▶ MATERIAL FOR THE TASK
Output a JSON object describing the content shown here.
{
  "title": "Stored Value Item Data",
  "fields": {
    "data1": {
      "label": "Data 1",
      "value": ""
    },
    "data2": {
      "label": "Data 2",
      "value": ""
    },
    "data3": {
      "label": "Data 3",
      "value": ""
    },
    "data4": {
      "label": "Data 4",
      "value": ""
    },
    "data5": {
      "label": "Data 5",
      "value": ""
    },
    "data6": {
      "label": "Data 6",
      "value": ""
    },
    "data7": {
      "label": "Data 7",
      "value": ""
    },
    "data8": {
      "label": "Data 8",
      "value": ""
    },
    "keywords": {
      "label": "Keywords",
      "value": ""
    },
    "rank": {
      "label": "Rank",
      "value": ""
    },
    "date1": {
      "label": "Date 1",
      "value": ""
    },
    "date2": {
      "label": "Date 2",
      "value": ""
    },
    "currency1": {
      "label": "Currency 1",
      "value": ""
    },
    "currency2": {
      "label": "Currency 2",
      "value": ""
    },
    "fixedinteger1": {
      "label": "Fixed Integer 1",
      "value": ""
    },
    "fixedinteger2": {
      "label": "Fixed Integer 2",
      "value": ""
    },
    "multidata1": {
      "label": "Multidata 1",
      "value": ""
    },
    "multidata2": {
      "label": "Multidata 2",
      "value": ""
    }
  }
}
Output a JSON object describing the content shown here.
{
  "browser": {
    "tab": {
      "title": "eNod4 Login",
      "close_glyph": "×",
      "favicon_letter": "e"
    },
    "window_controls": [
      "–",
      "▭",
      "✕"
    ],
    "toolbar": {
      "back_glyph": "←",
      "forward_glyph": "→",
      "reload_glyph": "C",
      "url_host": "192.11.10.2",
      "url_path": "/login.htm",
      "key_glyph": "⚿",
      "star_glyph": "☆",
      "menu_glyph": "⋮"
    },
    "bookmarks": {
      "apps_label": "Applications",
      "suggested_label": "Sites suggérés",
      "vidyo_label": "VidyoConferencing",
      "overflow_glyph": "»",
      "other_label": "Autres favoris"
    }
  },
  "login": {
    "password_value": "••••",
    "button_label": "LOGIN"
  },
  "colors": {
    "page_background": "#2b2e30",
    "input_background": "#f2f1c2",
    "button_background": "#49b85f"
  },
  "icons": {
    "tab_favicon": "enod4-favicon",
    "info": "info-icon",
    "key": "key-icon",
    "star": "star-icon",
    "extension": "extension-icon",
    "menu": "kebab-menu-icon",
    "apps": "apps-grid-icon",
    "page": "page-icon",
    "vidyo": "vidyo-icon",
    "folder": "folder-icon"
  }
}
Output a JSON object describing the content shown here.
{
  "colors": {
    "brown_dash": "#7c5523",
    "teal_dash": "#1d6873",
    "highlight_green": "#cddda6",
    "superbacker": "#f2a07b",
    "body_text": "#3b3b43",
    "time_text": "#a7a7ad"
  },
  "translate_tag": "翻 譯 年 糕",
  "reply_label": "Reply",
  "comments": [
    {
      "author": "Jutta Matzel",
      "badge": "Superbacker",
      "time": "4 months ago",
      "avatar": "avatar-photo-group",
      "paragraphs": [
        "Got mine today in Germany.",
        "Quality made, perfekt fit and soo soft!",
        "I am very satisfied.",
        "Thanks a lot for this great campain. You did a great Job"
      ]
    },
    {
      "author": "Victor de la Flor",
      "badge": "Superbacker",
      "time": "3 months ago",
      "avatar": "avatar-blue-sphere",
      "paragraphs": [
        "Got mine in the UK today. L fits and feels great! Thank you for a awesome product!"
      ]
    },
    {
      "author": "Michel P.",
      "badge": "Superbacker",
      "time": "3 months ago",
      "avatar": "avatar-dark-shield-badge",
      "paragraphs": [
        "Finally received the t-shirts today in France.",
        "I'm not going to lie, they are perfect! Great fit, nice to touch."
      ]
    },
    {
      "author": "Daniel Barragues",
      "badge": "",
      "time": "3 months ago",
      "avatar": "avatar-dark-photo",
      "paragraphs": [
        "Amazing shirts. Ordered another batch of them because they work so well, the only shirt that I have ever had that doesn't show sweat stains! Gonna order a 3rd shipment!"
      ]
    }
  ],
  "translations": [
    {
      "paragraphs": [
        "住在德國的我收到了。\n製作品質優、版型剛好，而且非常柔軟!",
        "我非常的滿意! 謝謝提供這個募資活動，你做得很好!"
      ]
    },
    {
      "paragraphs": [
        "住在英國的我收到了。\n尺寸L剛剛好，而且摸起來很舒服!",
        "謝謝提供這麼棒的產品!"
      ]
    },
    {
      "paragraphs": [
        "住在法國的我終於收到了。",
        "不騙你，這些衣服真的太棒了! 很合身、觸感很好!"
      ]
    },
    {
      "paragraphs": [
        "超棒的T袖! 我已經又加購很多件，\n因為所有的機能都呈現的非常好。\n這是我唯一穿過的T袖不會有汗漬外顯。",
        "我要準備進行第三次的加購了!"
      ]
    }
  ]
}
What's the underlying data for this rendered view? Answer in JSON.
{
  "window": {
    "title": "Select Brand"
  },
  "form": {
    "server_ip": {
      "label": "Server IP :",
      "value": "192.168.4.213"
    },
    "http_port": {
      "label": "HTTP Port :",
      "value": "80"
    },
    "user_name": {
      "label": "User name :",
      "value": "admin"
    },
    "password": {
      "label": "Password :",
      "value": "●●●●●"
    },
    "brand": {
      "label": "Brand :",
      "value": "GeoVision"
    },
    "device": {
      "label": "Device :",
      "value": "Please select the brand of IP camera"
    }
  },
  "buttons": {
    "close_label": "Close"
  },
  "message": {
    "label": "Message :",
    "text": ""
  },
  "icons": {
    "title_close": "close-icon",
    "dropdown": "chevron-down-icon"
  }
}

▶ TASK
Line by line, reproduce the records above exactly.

▶ EXERCISE RESULT
Output a JSON object describing the content shown here.
{
  "title": "Stored Value Item Data",
  "fields": {
    "data1": {
      "label": "Data 1",
      "value": ""
    },
    "data2": {
      "label": "Data 2",
      "value": ""
    },
    "data3": {
      "label": "Data 3",
      "value": ""
    },
    "data4": {
      "label": "Data 4",
      "value": ""
    },
    "data5": {
      "label": "Data 5",
      "value": ""
    },
    "data6": {
      "label": "Data 6",
      "value": ""
    },
    "data7": {
      "label": "Data 7",
      "value": ""
    },
    "data8": {
      "label": "Data 8",
      "value": ""
    },
    "keywords": {
      "label": "Keywords",
      "value": ""
    },
    "rank": {
      "label": "Rank",
      "value": ""
    },
    "date1": {
      "label": "Date 1",
      "value": ""
    },
    "date2": {
      "label": "Date 2",
      "value": ""
    },
    "currency1": {
      "label": "Currency 1",
      "value": ""
    },
    "currency2": {
      "label": "Currency 2",
      "value": ""
    },
    "fixedinteger1": {
      "label": "Fixed Integer 1",
      "value": ""
    },
    "fixedinteger2": {
      "label": "Fixed Integer 2",
      "value": ""
    },
    "multidata1": {
      "label": "Multidata 1",
      "value": ""
    },
    "multidata2": {
      "label": "Multidata 2",
      "value": ""
    }
  }
}
Output a JSON object describing the content shown here.
{
  "browser": {
    "tab": {
      "title": "eNod4 Login",
      "close_glyph": "×",
      "favicon_letter": "e"
    },
    "window_controls": [
      "–",
      "▭",
      "✕"
    ],
    "toolbar": {
      "back_glyph": "←",
      "forward_glyph": "→",
      "reload_glyph": "C",
      "url_host": "192.11.10.2",
      "url_path": "/login.htm",
      "key_glyph": "⚿",
      "star_glyph": "☆",
      "menu_glyph": "⋮"
    },
    "bookmarks": {
      "apps_label": "Applications",
      "suggested_label": "Sites suggérés",
      "vidyo_label": "VidyoConferencing",
      "overflow_glyph": "»",
      "other_label": "Autres favoris"
    }
  },
  "login": {
    "password_value": "••••",
    "button_label": "LOGIN"
  },
  "colors": {
    "page_background": "#2b2e30",
    "input_background": "#f2f1c2",
    "button_background": "#49b85f"
  },
  "icons": {
    "tab_favicon": "enod4-favicon",
    "info": "info-icon",
    "key": "key-icon",
    "star": "star-icon",
    "extension": "extension-icon",
    "menu": "kebab-menu-icon",
    "apps": "apps-grid-icon",
    "page": "page-icon",
    "vidyo": "vidyo-icon",
    "folder": "folder-icon"
  }
}
Output a JSON object describing the content shown here.
{
  "colors": {
    "brown_dash": "#7c5523",
    "teal_dash": "#1d6873",
    "highlight_green": "#cddda6",
    "superbacker": "#f2a07b",
    "body_text": "#3b3b43",
    "time_text": "#a7a7ad"
  },
  "translate_tag": "翻 譯 年 糕",
  "reply_label": "Reply",
  "comments": [
    {
      "author": "Jutta Matzel",
      "badge": "Superbacker",
      "time": "4 months ago",
      "avatar": "avatar-photo-group",
      "paragraphs": [
        "Got mine today in Germany.",
        "Quality made, perfekt fit and soo soft!",
        "I am very satisfied.",
        "Thanks a lot for this great campain. You did a great Job"
      ]
    },
    {
      "author": "Victor de la Flor",
      "badge": "Superbacker",
      "time": "3 months ago",
      "avatar": "avatar-blue-sphere",
      "paragraphs": [
        "Got mine in the UK today. L fits and feels great! Thank you for a awesome product!"
      ]
    },
    {
      "author": "Michel P.",
      "badge": "Superbacker",
      "time": "3 months ago",
      "avatar": "avatar-dark-shield-badge",
      "paragraphs": [
        "Finally received the t-shirts today in France.",
        "I'm not going to lie, they are perfect! Great fit, nice to touch."
      ]
    },
    {
      "author": "Daniel Barragues",
      "badge": "",
      "time": "3 months ago",
      "avatar": "avatar-dark-photo",
      "paragraphs": [
        "Amazing shirts. Ordered another batch of them because they work so well, the only shirt that I have ever had that doesn't show sweat stains! Gonna order a 3rd shipment!"
      ]
    }
  ],
  "translations": [
    {
      "paragraphs": [
        "住在德國的我收到了。\n製作品質優、版型剛好，而且非常柔軟!",
        "我非常的滿意! 謝謝提供這個募資活動，你做得很好!"
      ]
    },
    {
      "paragraphs": [
        "住在英國的我收到了。\n尺寸L剛剛好，而且摸起來很舒服!",
        "謝謝提供這麼棒的產品!"
      ]
    },
    {
      "paragraphs": [
        "住在法國的我終於收到了。",
        "不騙你，這些衣服真的太棒了! 很合身、觸感很好!"
      ]
    },
    {
      "paragraphs": [
        "超棒的T袖! 我已經又加購很多件，\n因為所有的機能都呈現的非常好。\n這是我唯一穿過的T袖不會有汗漬外顯。",
        "我要準備進行第三次的加購了!"
      ]
    }
  ]
}
What's the underlying data for this rendered view? Answer in JSON.
{
  "window": {
    "title": "Select Brand"
  },
  "form": {
    "server_ip": {
      "label": "Server IP :",
      "value": "192.168.4.213"
    },
    "http_port": {
      "label": "HTTP Port :",
      "value": "80"
    },
    "user_name": {
      "label": "User name :",
      "value": "admin"
    },
    "password": {
      "label": "Password :",
      "value": "●●●●●"
    },
    "brand": {
      "label": "Brand :",
      "value": "GeoVision"
    },
    "device": {
      "label": "Device :",
      "value": "Please select the brand of IP camera"
    }
  },
  "buttons": {
    "close_label": "Close"
  },
  "message": {
    "label": "Message :",
    "text": ""
  },
  "icons": {
    "title_close": "close-icon",
    "dropdown": "chevron-down-icon"
  }
}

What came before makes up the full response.